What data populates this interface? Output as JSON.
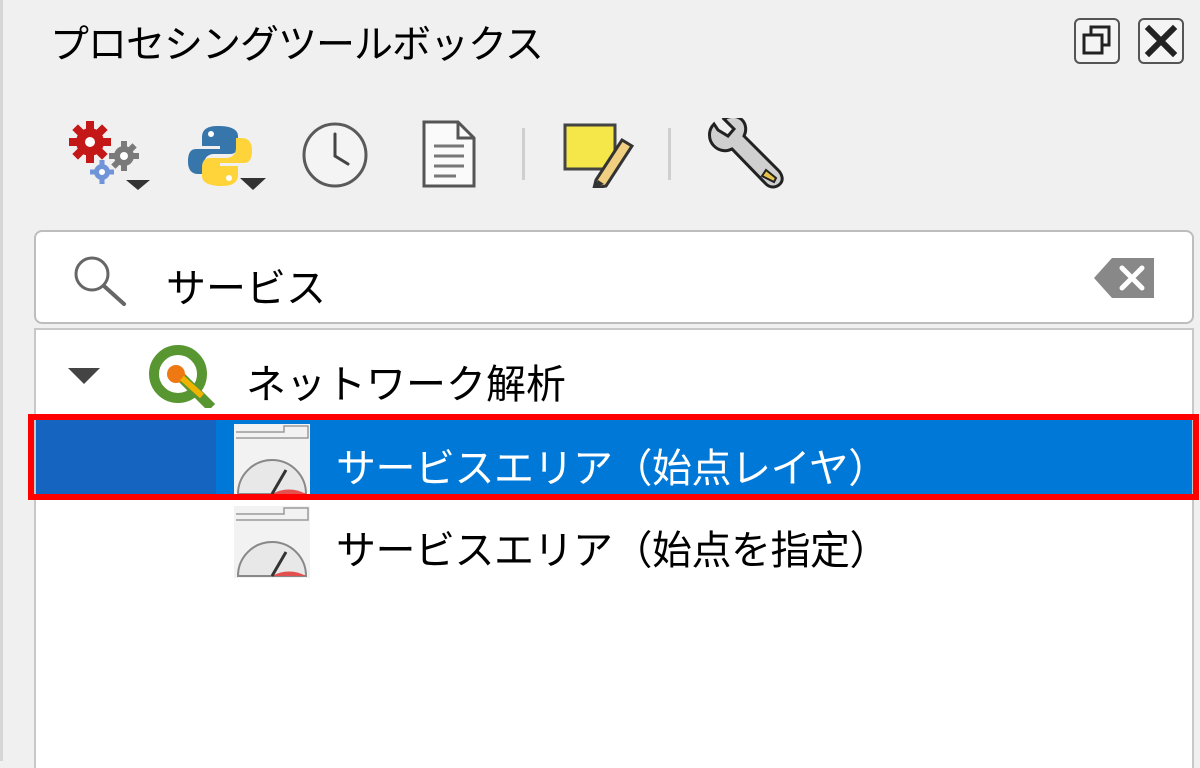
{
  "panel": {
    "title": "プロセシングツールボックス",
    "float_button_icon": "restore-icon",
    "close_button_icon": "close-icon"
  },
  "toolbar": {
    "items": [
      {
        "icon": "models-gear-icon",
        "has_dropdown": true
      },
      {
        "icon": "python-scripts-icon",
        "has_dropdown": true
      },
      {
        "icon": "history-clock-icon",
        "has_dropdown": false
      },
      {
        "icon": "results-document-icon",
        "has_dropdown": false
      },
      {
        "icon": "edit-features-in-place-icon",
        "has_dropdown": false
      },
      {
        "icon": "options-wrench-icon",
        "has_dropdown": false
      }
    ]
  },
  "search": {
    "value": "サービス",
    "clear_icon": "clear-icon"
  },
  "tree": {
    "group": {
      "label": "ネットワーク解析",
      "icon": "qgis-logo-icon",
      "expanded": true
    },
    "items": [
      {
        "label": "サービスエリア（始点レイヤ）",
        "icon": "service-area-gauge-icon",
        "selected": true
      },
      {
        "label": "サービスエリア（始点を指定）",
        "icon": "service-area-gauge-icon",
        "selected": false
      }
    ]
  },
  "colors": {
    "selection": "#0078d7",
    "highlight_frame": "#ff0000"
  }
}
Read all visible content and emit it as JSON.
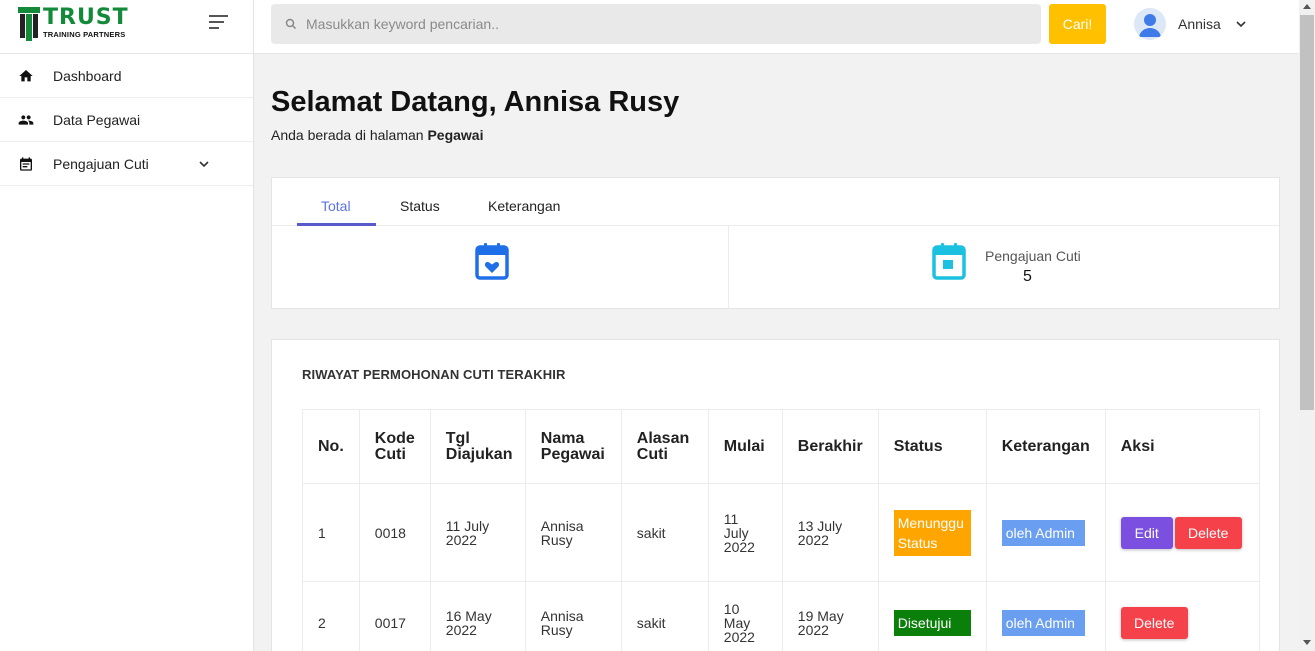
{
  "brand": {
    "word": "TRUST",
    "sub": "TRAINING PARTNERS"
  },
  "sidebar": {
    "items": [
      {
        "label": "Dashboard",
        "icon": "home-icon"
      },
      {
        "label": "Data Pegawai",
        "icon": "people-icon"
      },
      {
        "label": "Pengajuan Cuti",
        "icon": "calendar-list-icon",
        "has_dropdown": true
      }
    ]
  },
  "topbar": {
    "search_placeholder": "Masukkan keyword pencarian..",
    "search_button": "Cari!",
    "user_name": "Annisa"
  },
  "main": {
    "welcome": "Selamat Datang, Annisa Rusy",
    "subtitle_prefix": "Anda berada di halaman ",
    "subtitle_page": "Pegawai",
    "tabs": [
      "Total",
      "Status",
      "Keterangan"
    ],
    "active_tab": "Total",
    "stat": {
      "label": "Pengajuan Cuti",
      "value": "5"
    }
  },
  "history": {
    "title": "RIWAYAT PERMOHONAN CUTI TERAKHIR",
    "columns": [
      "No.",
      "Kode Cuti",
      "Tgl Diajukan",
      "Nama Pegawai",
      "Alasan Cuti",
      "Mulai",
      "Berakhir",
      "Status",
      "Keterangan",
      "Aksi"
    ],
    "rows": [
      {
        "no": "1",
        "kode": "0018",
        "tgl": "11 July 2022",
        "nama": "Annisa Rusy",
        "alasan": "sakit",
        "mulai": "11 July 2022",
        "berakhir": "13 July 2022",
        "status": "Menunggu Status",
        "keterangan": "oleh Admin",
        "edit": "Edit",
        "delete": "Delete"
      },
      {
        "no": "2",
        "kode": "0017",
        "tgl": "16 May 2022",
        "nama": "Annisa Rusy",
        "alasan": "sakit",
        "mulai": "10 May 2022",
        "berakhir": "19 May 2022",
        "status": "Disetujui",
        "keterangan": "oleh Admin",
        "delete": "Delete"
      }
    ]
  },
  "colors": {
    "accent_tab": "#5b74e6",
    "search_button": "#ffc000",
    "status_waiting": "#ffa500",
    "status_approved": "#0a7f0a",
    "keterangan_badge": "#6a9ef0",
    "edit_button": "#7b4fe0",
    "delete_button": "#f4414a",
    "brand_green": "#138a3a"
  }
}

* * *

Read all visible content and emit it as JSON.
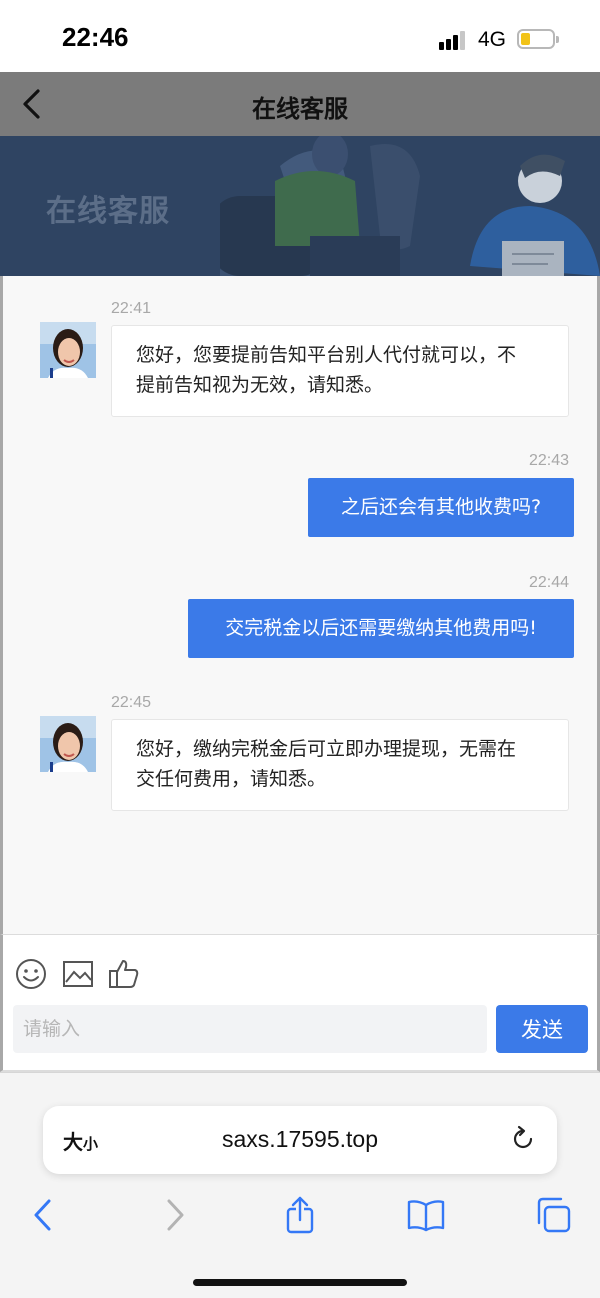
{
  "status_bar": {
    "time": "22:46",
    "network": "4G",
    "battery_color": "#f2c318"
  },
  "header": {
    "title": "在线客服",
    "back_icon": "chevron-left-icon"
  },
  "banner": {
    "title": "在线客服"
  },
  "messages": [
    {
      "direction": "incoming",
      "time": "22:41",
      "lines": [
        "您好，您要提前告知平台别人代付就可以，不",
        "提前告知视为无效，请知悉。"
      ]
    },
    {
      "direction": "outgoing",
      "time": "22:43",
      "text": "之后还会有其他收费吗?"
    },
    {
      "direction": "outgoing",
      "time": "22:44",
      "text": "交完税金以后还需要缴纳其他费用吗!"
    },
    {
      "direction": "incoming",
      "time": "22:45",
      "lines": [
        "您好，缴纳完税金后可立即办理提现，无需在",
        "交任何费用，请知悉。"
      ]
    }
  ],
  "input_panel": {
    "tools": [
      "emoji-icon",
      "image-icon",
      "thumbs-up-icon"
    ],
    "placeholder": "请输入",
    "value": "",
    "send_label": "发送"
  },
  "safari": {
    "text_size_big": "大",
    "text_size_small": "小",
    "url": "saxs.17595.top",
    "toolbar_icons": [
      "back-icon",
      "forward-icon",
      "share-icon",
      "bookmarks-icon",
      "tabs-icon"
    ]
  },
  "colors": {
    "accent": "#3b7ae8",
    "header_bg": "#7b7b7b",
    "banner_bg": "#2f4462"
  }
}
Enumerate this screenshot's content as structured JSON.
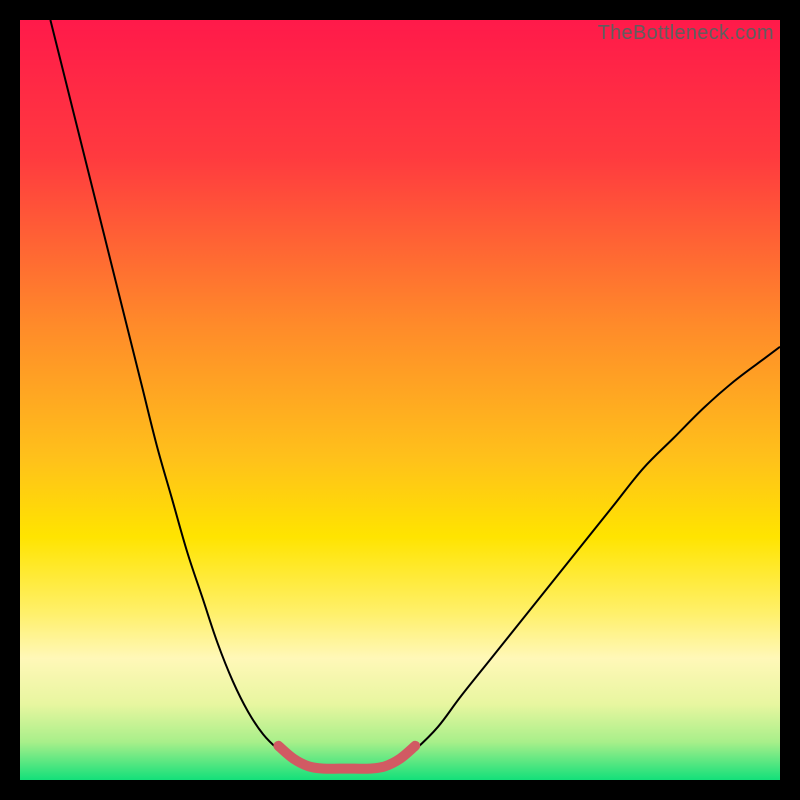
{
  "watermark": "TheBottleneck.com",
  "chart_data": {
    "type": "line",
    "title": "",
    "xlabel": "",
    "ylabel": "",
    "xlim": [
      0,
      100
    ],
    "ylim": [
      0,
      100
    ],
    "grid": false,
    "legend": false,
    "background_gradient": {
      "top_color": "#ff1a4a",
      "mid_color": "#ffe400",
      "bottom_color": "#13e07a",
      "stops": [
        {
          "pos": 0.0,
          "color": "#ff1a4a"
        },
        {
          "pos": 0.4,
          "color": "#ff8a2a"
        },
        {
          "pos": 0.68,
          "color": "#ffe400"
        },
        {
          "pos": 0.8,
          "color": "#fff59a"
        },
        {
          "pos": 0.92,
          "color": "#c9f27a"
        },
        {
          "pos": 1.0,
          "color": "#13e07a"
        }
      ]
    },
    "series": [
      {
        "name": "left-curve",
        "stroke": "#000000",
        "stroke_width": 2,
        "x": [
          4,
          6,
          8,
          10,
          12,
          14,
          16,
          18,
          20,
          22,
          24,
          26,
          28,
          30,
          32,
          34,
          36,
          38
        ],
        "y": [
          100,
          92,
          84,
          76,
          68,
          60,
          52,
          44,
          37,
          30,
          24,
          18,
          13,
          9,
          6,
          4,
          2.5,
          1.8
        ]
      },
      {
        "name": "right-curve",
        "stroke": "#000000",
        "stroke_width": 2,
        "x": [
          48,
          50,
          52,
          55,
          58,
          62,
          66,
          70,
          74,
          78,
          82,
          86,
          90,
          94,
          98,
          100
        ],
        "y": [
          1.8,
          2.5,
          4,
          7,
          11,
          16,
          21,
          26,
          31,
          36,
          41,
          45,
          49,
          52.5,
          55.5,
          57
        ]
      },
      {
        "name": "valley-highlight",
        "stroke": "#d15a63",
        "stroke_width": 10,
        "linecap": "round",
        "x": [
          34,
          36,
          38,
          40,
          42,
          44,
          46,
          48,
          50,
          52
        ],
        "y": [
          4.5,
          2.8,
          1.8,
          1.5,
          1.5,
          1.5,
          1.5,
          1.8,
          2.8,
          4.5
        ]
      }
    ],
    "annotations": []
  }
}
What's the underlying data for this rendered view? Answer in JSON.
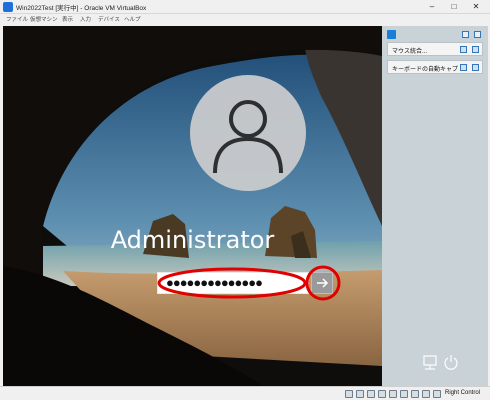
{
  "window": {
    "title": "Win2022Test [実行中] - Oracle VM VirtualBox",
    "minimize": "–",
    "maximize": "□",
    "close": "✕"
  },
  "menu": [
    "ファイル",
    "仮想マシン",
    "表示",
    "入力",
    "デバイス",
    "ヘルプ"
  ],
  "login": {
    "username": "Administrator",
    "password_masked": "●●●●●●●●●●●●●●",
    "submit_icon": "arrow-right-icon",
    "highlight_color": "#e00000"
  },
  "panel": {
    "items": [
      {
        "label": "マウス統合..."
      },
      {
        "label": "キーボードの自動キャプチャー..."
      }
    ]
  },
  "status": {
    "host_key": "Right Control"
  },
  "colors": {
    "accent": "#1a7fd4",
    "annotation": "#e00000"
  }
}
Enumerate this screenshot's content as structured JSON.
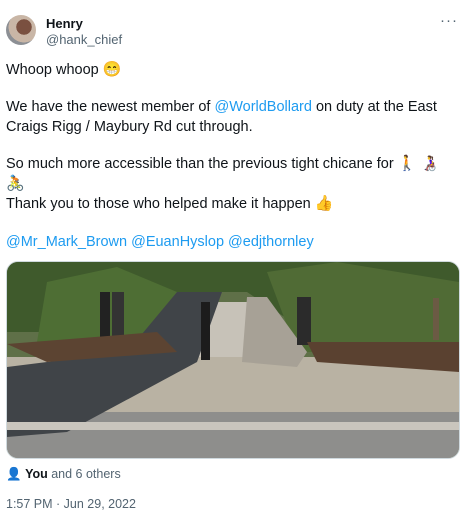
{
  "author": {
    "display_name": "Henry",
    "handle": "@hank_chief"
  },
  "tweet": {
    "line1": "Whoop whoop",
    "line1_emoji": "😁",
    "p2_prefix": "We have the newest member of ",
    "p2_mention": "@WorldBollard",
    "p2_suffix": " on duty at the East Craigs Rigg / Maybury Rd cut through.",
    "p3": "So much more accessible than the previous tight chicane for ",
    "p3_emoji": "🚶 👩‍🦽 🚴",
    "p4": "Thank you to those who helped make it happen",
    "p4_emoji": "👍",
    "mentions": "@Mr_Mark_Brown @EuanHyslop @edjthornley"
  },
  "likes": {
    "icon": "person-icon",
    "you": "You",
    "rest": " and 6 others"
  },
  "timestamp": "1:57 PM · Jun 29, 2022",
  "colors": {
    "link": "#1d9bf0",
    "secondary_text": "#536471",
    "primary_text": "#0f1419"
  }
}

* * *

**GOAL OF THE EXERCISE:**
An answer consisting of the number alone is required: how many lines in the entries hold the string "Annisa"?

**TASK ANSWER:**
4